Yesterday marked the first twitter chat on an employment issue that has gained national attention. The Labour Market Agreements (LMA) Works Day, a day of action, was intended to raise awareness of provincial employment programs by profiling success stories from employers who are funded to provide services to vulnerable workers, including those with mental health conditions. Labour market agreements, transfer payments from the federal government to the provinces to fund employment programs for workers not covered under employment insurance training funds, are set to expire in March 2014. In the 2013 budget, the federal government proposed the Canadian Job Grant program to provide skills training to Canadians, a cost shared agreement between the federal government, provincial government, and local businesses. The new program would be financed by cutting $300 million annually (60 percent of today’s $500 million total) out of federal funding to provinces and territories under the federal-provincial Labour Market Agreements. The provinces are not in favour of the Grant in its proposed structure and are working together to negotiate different terms by April 1, 2014.
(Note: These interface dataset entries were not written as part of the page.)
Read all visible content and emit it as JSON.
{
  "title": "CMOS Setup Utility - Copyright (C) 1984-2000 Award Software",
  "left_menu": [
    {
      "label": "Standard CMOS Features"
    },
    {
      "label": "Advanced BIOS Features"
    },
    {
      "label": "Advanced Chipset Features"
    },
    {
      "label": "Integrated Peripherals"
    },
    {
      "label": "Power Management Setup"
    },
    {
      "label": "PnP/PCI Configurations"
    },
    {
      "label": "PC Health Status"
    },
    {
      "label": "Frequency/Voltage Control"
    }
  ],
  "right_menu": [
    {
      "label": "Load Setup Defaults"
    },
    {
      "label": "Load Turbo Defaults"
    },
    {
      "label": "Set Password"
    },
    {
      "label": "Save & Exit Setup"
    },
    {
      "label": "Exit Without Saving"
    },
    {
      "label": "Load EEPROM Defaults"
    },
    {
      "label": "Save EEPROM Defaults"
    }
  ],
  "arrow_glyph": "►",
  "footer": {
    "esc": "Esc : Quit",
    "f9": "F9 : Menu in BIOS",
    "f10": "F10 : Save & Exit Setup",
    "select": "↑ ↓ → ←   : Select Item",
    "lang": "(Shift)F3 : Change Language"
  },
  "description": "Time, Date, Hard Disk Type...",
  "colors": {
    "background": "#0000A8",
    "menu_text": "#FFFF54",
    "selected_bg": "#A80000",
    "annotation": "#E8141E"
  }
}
During the campaign, Federal Employment Minister Jason Kenney announced that the federal government will consider taking on the provincial share of the Grant. As this new measure does not address the 60 percent reduction on provincial transfers, negotiations between the federal government and the provinces continue.